An adaptation of Ruben Östlund’s dark comedy slash psychodrama Force Majeure (2014), Nat Faxon and Jim Rash’s perfunctory Downhill plays like a watered-down version of the original. The directing duo omitted many of the elements that made the simplistic premise of the film distressingly complex and layered.
Östlund’s intense shots of the couple in the bathroom, laced with a violent snowstorm and anxiety-inducing Antonio Vivaldi’s Summer; the flickering red dots pinpointing danger zones; and the swinging metal cable of the chairlift — the allegory of marriage hanging on a thread — are all shaved off.
Faxon and Rash’s reimagination, or the lack thereof, is heavy-handed and constantly cutting corners. It makes light of the source material that begs the question of how would you feel when the person you love leaves you to die? Or what if you're the one leaving?
In Downhill, Peter (Will Ferrell) and Billie (Julia Louis-Dreyfus), along with their two boys, head up to the Austrian Alps for a memorable ski vacation, though the stilted family dynamic is apparent from the get-go. Maybe that's what this is all about: family trying to reconnect with one another.
But Peter’s miscalculation is not one that could easily be swept under the rug and it continues to snowball. From the non-child-friendly resort hotel he leases to the replaying of mundane activities—the kids watching television and him scrolling on social media—this trip is not all it’s cracked up to be.
This is, of course, until something else did—literally. An explosion over the mountain that signals a routine snow-maintenance procedure leaves the quartet gaping at the sighting of clouds of snow rolling down the slopes. Billie is visibly shaken but Peter somehow manages to reassure her that it’s a controlled avalanche.

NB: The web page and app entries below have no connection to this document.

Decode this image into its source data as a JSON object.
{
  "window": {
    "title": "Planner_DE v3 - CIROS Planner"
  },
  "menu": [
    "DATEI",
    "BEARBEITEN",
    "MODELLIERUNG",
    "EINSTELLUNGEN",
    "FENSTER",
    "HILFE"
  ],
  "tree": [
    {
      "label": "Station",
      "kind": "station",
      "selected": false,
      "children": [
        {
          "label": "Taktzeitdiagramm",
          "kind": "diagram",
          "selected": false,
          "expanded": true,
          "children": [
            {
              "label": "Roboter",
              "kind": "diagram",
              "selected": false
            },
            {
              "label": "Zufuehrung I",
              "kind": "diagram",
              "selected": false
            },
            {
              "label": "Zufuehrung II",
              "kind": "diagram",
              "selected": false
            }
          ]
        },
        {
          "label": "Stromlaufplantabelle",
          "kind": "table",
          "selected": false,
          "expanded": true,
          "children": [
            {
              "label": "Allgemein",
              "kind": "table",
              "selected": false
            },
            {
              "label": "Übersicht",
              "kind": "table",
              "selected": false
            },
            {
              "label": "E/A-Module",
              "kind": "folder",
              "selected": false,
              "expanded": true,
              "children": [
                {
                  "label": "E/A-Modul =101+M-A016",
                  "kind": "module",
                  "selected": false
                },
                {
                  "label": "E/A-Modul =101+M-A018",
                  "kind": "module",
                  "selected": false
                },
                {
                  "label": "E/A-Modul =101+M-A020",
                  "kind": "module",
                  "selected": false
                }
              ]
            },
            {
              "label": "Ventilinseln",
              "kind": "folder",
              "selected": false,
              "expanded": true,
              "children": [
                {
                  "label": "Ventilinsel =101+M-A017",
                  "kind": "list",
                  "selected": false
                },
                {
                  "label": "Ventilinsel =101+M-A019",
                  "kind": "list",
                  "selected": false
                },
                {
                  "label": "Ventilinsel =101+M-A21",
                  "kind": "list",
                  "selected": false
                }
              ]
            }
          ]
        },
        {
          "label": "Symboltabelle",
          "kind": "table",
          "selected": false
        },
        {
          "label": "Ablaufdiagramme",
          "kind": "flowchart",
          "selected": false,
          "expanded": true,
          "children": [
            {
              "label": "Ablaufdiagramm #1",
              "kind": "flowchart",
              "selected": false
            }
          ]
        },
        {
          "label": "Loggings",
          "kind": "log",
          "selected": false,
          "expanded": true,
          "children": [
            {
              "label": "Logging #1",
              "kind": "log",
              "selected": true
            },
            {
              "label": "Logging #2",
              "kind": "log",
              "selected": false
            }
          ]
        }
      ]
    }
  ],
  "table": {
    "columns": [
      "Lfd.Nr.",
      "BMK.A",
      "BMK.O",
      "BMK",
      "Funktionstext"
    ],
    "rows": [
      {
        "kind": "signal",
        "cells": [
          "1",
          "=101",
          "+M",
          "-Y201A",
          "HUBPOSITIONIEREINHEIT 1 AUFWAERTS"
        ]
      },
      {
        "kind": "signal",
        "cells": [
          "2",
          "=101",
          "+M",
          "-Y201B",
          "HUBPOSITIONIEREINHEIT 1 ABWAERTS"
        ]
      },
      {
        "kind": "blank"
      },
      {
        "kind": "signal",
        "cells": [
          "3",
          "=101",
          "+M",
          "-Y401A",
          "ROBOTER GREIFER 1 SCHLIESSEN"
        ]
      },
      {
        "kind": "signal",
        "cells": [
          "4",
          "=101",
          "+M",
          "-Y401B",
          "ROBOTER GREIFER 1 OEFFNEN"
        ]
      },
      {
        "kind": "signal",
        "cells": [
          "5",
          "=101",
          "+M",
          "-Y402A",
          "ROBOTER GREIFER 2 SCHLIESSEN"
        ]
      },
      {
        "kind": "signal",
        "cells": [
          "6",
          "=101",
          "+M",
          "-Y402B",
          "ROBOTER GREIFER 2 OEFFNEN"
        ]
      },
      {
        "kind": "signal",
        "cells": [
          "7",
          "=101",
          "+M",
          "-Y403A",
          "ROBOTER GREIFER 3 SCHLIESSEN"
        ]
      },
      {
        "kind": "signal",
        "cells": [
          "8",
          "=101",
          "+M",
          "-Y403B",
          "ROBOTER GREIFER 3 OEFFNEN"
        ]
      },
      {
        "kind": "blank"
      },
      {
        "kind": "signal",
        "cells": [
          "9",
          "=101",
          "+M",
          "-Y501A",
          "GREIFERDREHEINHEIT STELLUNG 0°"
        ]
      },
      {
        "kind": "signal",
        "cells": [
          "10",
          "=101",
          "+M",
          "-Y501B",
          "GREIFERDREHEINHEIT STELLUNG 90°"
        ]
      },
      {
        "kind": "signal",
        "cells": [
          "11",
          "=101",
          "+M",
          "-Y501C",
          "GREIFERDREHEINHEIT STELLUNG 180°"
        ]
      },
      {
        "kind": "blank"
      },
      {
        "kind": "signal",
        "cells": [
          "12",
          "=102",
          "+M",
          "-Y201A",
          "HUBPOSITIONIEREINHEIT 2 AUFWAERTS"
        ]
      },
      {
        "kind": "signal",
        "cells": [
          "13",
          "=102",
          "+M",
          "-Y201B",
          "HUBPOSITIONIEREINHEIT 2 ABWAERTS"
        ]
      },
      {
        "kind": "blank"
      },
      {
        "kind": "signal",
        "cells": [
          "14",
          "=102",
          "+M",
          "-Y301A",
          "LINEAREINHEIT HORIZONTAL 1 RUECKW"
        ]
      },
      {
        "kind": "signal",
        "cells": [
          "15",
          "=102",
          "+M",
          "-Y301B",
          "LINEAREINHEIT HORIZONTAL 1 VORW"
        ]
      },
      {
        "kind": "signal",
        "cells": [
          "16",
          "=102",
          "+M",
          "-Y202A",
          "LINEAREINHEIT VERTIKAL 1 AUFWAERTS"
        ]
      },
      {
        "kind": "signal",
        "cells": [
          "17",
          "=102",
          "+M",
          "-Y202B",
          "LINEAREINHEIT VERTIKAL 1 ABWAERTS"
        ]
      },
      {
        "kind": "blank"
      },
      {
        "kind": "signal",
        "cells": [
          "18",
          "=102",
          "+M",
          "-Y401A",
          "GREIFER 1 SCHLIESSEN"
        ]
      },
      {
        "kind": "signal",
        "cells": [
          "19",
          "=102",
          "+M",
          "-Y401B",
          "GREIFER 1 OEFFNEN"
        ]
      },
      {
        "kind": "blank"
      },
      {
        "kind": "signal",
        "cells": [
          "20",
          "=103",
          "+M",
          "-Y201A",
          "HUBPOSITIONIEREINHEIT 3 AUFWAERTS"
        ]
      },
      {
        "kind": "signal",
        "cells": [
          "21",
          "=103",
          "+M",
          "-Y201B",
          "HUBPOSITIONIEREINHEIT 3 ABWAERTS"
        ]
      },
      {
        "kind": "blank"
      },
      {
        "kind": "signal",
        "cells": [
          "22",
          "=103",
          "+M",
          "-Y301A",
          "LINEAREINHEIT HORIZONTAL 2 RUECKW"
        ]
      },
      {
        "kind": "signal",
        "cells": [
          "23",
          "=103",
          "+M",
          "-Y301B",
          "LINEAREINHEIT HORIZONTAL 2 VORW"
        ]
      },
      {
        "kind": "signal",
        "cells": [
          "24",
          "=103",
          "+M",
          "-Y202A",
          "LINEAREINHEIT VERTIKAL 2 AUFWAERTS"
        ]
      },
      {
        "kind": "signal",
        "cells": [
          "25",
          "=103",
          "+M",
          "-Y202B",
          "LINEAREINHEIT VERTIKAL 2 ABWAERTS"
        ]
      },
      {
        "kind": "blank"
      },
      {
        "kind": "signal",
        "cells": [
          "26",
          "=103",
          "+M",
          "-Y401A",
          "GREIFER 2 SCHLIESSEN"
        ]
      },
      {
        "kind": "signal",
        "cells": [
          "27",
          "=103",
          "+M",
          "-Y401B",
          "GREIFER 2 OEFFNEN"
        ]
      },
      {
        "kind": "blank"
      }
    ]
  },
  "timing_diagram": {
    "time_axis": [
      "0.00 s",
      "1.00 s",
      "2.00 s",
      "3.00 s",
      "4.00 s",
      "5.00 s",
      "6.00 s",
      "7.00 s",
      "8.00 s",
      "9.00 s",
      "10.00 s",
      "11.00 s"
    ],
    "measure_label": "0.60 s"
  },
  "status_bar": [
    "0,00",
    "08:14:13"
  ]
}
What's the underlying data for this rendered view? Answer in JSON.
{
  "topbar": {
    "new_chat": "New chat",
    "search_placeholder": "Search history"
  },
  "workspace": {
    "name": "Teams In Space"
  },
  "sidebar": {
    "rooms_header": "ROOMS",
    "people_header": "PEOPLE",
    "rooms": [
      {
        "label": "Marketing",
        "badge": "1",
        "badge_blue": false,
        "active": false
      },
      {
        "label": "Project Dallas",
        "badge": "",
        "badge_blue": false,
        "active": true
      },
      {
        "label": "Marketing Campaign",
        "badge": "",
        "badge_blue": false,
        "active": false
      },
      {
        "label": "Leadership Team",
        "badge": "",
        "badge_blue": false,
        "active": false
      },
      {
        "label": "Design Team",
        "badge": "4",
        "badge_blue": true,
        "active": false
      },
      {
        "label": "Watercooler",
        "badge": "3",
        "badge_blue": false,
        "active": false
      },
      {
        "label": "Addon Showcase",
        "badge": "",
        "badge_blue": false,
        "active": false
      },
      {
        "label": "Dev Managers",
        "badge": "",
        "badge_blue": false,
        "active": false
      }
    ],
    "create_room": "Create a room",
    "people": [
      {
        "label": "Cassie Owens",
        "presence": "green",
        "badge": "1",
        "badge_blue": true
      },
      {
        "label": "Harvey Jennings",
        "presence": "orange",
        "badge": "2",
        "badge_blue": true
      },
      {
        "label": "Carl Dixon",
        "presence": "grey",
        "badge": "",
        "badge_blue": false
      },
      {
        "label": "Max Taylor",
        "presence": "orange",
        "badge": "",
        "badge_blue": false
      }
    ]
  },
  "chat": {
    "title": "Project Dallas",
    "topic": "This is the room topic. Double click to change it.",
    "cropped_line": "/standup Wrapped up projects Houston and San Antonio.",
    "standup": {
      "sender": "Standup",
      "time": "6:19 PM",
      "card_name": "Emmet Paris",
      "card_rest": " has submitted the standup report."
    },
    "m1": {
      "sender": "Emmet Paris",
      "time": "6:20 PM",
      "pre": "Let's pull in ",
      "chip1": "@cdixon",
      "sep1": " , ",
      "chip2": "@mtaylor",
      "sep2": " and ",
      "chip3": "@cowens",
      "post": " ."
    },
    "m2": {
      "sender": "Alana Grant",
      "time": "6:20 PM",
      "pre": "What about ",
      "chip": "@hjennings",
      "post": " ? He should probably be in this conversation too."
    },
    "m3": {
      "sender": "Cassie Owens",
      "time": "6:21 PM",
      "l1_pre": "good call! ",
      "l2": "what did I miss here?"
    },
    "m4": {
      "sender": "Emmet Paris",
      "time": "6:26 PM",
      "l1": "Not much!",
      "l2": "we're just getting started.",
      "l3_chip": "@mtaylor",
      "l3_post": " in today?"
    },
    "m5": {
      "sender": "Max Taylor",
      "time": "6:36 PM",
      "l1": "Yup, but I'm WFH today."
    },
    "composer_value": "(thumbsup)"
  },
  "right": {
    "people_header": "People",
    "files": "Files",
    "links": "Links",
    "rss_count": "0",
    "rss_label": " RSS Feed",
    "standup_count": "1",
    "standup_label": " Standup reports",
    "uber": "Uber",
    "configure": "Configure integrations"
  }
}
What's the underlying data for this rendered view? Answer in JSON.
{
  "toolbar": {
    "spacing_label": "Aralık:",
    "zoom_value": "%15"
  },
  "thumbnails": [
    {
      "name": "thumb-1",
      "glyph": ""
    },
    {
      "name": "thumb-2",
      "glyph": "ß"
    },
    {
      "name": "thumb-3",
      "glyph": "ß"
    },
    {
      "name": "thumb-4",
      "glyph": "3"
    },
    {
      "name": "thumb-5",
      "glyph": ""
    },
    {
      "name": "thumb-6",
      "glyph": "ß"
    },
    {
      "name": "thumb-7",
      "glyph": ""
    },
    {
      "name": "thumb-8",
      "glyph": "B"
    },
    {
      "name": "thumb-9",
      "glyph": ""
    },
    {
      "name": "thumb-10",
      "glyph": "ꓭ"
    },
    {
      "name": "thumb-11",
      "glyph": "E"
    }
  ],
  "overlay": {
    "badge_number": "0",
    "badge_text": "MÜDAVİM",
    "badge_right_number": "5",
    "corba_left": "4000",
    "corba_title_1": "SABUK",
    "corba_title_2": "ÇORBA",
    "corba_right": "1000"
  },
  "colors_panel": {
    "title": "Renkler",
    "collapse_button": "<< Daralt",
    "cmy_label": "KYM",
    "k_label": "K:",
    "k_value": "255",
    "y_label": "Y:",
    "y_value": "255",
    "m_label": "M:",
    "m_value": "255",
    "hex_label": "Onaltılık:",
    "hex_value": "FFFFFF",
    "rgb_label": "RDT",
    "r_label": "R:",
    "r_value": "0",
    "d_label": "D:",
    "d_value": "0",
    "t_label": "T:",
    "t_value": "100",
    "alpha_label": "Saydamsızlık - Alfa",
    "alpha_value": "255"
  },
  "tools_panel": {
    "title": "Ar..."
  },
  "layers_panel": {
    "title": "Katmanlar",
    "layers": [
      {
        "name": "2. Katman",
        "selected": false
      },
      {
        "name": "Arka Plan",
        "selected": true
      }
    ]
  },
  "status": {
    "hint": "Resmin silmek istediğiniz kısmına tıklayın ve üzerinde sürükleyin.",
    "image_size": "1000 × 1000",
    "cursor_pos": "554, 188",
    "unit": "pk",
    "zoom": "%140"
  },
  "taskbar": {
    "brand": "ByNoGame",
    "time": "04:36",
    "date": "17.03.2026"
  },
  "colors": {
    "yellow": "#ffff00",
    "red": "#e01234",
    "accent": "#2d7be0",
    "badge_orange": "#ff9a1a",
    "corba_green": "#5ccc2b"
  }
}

Much to their horror, the “controlled avalanche” isn’t that controlled after all. As the white smoke charges towards the outdoor restaurant and the dining skiers start fleeing the scene in a wild stampede, Peter taps into his survival mode and abandons Billie and their two sons, grabbing only his cellphone to safety.
The dust gradually settles and as Billie eases her grip on her two sons and shakes off the slush, Peter returns. A deafening silence ensues and Louis-Dreyfus delivers a solid turn from then onwards as the matriarch that’s simultaneously distraught and damned to be the glue that keeps everyone together.
Things, however, take a turn for the worse as Peter fabricates his own recounting of the event, an attempt to mask the guilt that’s eating away at him, implicating that he’s actually gone to get help. This tug of war squabble, albeit feels contrived, ends on a high with Dreyfus’ volcanic monologue.
An unspoken tension keeps building throughout the second and third acts, with every effort made by Peter to erase the incident further underscoring his split-second cowardice. As Billie reevaluates her marriage, the audience will be compelled to do the same.
And while Downhill lacks the nuance of Force Majeure, it still makes a watchable flick that at the very least probes on the theme of heroism and whether or not we, just like Billie, should reconsider the optics.
Downhill opens exclusively in GSC theatres on 27th February 2020.